** Opening GIVEN INFORMATION block **

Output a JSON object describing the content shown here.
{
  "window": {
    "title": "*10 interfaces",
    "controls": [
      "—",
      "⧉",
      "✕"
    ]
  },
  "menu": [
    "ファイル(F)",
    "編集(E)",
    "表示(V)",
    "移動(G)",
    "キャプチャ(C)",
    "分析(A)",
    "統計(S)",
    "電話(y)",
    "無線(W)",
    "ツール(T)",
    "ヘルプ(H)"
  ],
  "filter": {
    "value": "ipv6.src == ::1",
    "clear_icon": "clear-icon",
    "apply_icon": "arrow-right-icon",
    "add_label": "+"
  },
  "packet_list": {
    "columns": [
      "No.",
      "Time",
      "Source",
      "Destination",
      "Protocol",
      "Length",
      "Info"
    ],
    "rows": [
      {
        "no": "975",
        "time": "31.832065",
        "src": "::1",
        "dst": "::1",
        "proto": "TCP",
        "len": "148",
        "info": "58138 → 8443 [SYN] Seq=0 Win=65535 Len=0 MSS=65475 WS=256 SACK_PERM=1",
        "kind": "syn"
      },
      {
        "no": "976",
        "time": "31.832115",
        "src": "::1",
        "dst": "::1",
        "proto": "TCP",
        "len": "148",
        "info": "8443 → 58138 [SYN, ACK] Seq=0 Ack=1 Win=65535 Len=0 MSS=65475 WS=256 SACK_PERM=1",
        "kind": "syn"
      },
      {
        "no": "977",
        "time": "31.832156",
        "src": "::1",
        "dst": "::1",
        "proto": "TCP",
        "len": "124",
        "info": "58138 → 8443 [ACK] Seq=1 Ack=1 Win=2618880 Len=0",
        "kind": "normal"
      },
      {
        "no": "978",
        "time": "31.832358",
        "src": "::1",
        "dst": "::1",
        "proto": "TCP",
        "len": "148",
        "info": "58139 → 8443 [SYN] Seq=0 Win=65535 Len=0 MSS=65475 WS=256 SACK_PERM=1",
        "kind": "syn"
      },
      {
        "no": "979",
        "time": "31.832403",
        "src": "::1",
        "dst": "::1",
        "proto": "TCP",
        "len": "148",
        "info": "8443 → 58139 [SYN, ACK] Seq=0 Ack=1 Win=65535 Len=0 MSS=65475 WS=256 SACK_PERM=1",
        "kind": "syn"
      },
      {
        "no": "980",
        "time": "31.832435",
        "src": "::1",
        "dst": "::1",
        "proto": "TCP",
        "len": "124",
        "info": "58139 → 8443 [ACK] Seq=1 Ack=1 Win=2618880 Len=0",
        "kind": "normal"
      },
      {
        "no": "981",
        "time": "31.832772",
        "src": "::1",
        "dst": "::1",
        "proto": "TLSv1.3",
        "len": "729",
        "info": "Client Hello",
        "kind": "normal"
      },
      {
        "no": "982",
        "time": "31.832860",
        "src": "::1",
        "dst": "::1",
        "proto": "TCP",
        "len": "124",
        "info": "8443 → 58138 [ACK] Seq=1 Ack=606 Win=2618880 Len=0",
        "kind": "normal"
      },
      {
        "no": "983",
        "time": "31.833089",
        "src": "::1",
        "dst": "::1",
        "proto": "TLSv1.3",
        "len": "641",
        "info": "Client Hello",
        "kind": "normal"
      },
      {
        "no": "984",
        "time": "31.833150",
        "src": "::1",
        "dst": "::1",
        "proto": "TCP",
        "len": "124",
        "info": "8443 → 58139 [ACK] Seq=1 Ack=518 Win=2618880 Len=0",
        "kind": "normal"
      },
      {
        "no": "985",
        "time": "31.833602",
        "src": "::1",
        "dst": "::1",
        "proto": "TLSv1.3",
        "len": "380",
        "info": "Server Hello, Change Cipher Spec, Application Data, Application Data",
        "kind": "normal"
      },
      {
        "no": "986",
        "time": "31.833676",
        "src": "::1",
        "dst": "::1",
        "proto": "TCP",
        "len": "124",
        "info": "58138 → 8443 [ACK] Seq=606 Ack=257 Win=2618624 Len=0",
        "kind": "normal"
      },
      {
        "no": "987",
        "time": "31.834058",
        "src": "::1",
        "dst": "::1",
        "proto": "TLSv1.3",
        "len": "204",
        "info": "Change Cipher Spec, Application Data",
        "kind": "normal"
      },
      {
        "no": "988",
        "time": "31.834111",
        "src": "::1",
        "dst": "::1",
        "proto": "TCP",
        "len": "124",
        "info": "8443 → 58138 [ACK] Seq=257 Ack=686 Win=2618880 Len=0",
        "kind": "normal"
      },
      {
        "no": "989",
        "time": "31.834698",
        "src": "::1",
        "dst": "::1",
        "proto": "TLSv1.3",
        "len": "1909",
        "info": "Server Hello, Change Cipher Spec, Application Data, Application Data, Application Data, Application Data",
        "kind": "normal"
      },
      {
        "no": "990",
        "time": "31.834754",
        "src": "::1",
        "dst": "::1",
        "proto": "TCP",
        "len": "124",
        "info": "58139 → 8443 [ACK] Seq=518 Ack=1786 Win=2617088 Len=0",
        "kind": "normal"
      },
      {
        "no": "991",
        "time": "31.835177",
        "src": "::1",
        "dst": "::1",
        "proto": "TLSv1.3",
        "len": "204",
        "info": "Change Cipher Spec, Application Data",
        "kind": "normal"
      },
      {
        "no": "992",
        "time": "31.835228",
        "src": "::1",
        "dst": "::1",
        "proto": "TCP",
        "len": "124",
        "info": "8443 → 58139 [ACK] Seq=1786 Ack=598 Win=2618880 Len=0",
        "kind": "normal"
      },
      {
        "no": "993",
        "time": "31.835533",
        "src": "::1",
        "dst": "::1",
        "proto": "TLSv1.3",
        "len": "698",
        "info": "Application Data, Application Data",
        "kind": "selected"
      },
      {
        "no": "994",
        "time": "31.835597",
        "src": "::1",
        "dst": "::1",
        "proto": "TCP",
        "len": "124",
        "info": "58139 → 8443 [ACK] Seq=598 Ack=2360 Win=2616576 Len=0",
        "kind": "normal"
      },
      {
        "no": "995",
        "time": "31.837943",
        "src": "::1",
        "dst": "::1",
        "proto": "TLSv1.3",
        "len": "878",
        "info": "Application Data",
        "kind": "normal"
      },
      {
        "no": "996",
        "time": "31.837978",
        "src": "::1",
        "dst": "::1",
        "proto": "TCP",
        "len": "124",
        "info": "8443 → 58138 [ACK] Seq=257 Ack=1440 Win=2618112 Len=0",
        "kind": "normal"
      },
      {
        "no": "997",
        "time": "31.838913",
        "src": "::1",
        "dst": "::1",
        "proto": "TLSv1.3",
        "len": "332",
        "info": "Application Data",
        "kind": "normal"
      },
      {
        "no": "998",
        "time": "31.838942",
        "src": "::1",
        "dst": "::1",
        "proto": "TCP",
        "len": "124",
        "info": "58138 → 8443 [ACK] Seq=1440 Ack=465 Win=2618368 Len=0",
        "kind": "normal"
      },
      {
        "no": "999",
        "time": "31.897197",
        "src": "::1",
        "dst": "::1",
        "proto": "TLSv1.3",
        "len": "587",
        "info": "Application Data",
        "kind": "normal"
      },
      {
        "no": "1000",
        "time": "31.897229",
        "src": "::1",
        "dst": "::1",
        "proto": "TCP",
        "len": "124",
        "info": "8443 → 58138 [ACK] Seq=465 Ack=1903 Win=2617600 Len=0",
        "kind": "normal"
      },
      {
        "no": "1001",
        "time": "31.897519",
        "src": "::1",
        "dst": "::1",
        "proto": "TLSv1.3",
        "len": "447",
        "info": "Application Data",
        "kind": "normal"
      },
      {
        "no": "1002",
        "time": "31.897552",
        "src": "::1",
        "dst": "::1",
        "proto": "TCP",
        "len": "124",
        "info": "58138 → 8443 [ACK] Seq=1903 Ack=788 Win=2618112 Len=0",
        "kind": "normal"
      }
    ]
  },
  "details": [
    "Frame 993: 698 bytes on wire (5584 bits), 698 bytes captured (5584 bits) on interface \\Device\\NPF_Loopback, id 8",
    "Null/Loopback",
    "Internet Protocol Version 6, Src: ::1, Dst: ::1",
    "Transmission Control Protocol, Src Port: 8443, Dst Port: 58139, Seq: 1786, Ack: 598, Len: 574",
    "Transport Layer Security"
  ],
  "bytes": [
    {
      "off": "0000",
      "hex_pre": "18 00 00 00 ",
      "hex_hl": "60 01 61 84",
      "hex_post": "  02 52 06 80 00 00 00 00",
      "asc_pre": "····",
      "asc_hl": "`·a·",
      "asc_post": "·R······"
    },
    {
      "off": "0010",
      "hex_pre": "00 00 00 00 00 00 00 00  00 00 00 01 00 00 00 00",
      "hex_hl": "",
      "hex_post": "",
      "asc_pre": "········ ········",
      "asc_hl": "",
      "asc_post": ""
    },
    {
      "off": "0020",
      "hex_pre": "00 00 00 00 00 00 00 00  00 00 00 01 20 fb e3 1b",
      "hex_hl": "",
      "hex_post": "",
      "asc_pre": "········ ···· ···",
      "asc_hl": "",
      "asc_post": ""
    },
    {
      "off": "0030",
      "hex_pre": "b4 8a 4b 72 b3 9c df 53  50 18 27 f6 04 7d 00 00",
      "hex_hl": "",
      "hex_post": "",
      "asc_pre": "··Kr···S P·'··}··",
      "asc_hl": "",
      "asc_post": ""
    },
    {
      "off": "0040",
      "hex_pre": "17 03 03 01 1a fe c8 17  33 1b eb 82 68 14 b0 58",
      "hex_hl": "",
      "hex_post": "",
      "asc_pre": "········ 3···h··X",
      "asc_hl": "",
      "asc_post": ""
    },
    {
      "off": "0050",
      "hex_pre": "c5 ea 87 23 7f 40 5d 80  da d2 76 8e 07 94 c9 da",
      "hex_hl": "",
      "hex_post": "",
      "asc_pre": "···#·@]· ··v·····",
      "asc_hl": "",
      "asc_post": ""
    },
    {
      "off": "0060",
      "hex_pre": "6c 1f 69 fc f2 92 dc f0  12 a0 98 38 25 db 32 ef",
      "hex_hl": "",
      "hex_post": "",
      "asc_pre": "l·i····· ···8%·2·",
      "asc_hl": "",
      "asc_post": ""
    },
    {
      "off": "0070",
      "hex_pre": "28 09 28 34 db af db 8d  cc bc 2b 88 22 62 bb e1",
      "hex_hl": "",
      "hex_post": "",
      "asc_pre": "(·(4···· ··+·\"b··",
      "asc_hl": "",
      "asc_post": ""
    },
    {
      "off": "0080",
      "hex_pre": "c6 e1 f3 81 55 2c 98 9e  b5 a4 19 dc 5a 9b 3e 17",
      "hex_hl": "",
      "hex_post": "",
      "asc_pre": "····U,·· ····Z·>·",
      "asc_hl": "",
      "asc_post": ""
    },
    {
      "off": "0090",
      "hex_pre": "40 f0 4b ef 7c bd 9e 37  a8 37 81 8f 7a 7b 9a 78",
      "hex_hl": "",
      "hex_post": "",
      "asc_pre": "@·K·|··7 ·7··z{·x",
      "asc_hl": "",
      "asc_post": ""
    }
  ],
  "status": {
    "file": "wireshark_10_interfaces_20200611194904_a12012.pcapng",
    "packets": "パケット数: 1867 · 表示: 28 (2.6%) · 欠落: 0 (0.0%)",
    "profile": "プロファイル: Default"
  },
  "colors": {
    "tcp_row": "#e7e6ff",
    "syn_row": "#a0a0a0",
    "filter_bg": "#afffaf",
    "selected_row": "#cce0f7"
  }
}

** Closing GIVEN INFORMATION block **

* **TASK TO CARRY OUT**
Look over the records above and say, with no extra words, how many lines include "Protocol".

* **EXERCISE SOLUTION**
3